The Tokamachi Snow Festival is held annually for three days surrounding the third Saturday of February. It calls itself the first ever snow festival celebrated in Japan, having had its first edition in 1950, the same year that the Sapporo Snow Festival started. Many snow sculptures are created for the occasion and exhibited at various locations in the city.
Located in the mountainous interior of Niigata Prefecture, the city of Tokamachi experiences one of the highest snowfall rates in Japan, with snow often piling up to a height of two meters or more. The hardship caused by these large amounts of snow are partly the cause for the depopulation trend that this rural area has been suffering under. To counteract the negative aspects of the high precipitation, the Tokamachi Snow Festival celebrates the abundant snow as a means of enjoyment for both the residents and visitors.

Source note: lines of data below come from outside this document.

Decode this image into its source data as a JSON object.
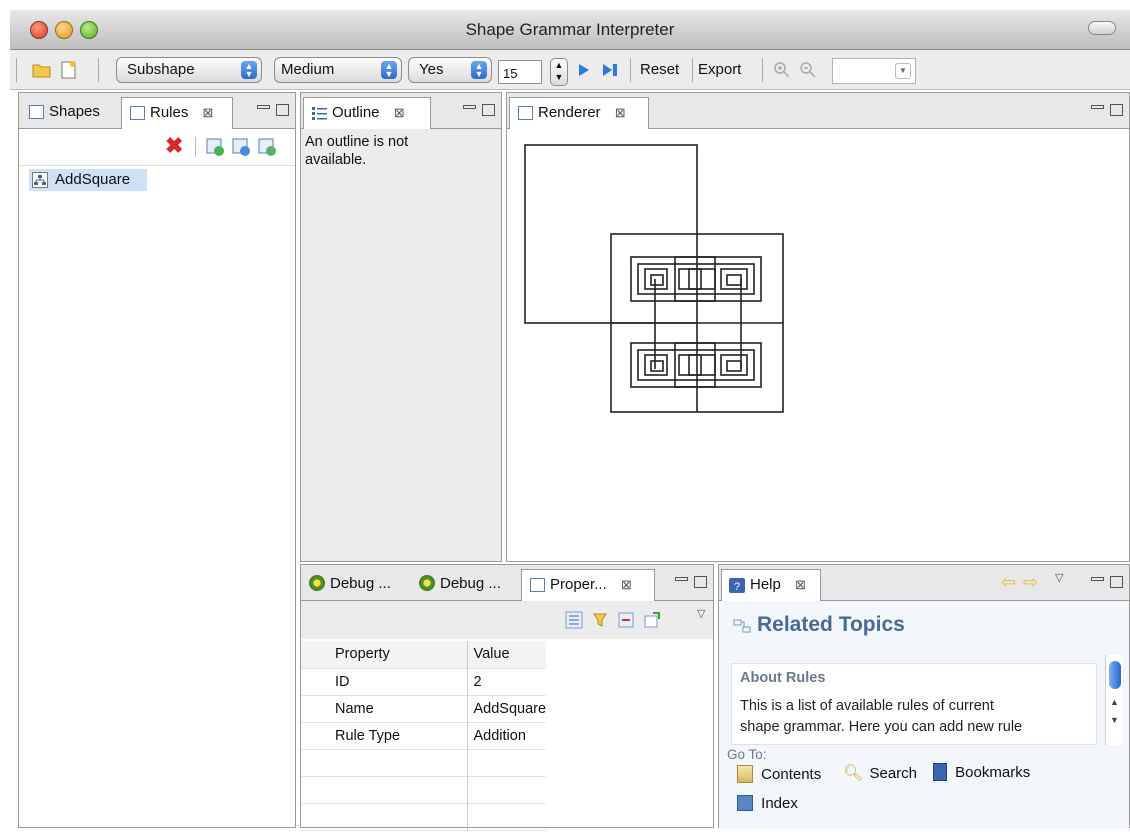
{
  "window": {
    "title": "Shape Grammar Interpreter"
  },
  "toolbar": {
    "match_mode": "Subshape",
    "size": "Medium",
    "option": "Yes",
    "steps": "15",
    "reset_label": "Reset",
    "export_label": "Export",
    "zoom_value": ""
  },
  "left_panel": {
    "tabs": [
      {
        "label": "Shapes"
      },
      {
        "label": "Rules"
      }
    ],
    "items": [
      {
        "label": "AddSquare"
      }
    ]
  },
  "outline": {
    "tab_label": "Outline",
    "message": "An outline is not available."
  },
  "renderer": {
    "tab_label": "Renderer"
  },
  "bottom_left": {
    "tabs": [
      {
        "label": "Debug ..."
      },
      {
        "label": "Debug ..."
      },
      {
        "label": "Proper..."
      }
    ],
    "columns": [
      "Property",
      "Value"
    ],
    "rows": [
      {
        "property": "ID",
        "value": "2"
      },
      {
        "property": "Name",
        "value": "AddSquare"
      },
      {
        "property": "Rule Type",
        "value": "Addition"
      }
    ]
  },
  "help": {
    "tab_label": "Help",
    "heading": "Related Topics",
    "topic_title": "About Rules",
    "topic_text_1": "This is a list of available rules of current",
    "topic_text_2": "shape grammar. Here you can add new rule",
    "goto_label": "Go To:",
    "links": {
      "contents": "Contents",
      "search": "Search",
      "bookmarks": "Bookmarks",
      "index": "Index"
    }
  },
  "colors": {
    "selection": "#cfe0f7",
    "accent": "#2d6bd0",
    "delete": "#d9262a"
  }
}
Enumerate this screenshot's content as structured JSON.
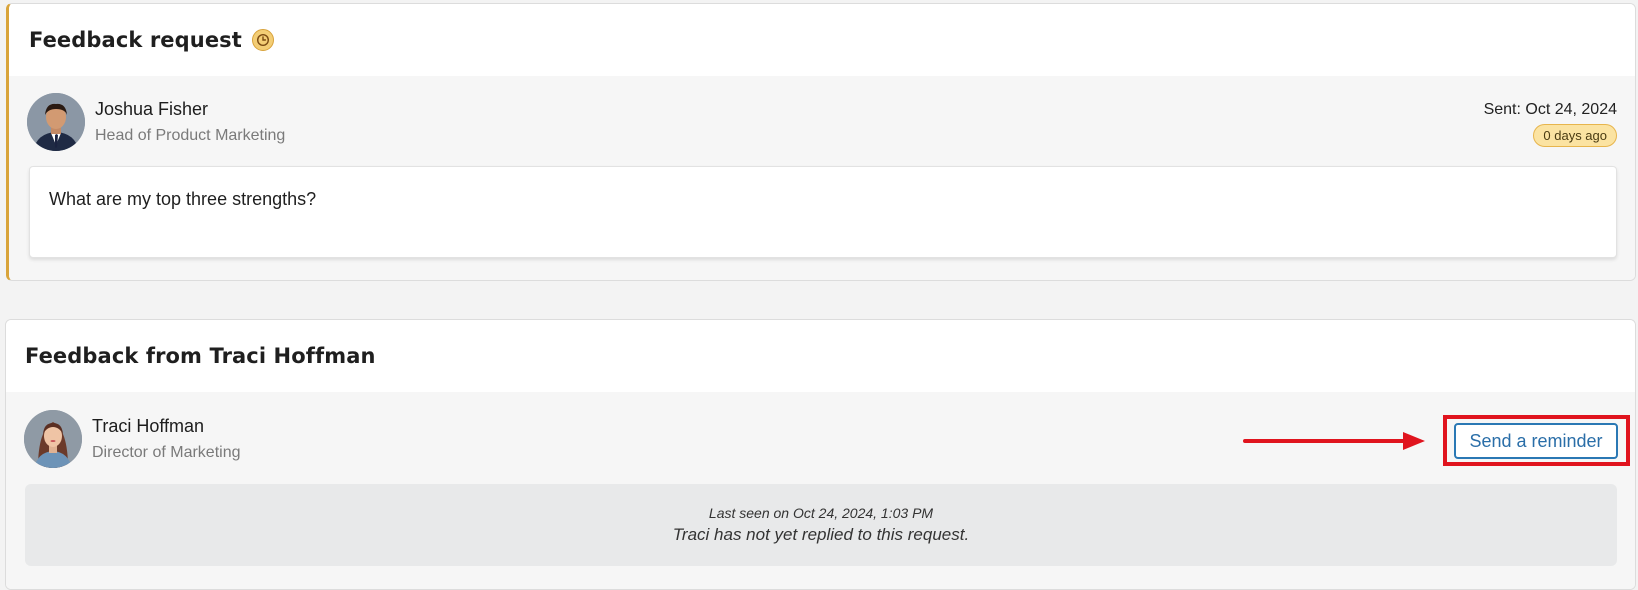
{
  "request_card": {
    "title": "Feedback request",
    "requester": {
      "name": "Joshua Fisher",
      "role": "Head of Product Marketing"
    },
    "sent_date": "Sent: Oct 24, 2024",
    "age_badge": "0 days ago",
    "question": "What are my top three strengths?"
  },
  "feedback_card": {
    "title": "Feedback from Traci Hoffman",
    "respondent": {
      "name": "Traci Hoffman",
      "role": "Director of Marketing"
    },
    "reminder_button_label": "Send a reminder",
    "last_seen": "Last seen on Oct 24, 2024, 1:03 PM",
    "status_message": "Traci has not yet replied to this request."
  },
  "icons": {
    "pending": "clock-icon",
    "annotation": "arrow-right-icon"
  },
  "colors": {
    "pending_accent": "#d9a43a",
    "badge_bg": "#fbe3a2",
    "button_blue": "#2a78b4",
    "annotation_red": "#e0141e"
  }
}
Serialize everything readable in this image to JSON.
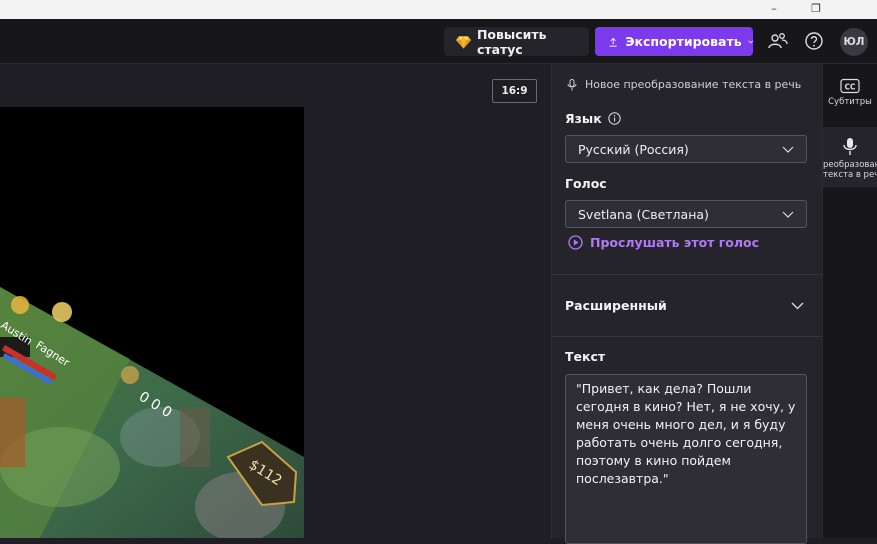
{
  "window": {
    "minimize": "–",
    "restore": "❐"
  },
  "header": {
    "upgrade_label": "Повысить статус",
    "export_label": "Экспортировать",
    "avatar_initials": "ЮЛ",
    "icons": [
      "gem-icon",
      "upload-icon",
      "chevron-down-icon",
      "share-people-icon",
      "help-icon"
    ],
    "accent_color": "#7c3aed"
  },
  "preview": {
    "aspect_ratio": "16:9",
    "game_overlay": {
      "player1": "Austin",
      "player2": "Fagner",
      "score": "0  0  0",
      "gold": "$112"
    }
  },
  "panel": {
    "title": "Новое преобразование текста в речь",
    "language_label": "Язык",
    "language_value": "Русский (Россия)",
    "voice_label": "Голос",
    "voice_value": "Svetlana (Светлана)",
    "listen_link": "Прослушать этот голос",
    "advanced_label": "Расширенный",
    "text_label": "Текст",
    "text_value": "\"Привет, как дела? Пошли сегодня в кино? Нет, я не хочу, у меня очень много дел, и я буду работать очень долго сегодня, поэтому в кино пойдем послезавтра.\"",
    "link_color": "#b07af7"
  },
  "sidebar": {
    "tabs": [
      {
        "label": "Субтитры",
        "icon": "closed-captions-icon",
        "active": false
      },
      {
        "label1": "реобразован",
        "label2": "текста в реч",
        "icon": "microphone-icon",
        "active": true
      }
    ]
  }
}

Compared to the Sapporo Snow Festival, the Tokamachi Snow Festival has a less commercial and more neighborhood atmosphere to it. A distinctive charm lies in the city’s rural environment where the many snow sculptures are created. Some of them are grouped in clusters at sites called “hiroba”, while others are located individually, sometimes at relatively isolated places. The variety of sculptures include art pieces entered for competition, specially created pieces to simply delight visitors, as well as creations by local school children.
The city’s residents and shop keepers also contribute to the festive spirit by making snowmen and snow decorations around their houses, along streets and especially in front of the stores in the city center. Amazake, a type of warm sweet rice wine with zero or close to zero alcohol content, is commonly offered to visitors for free at the various festival sites.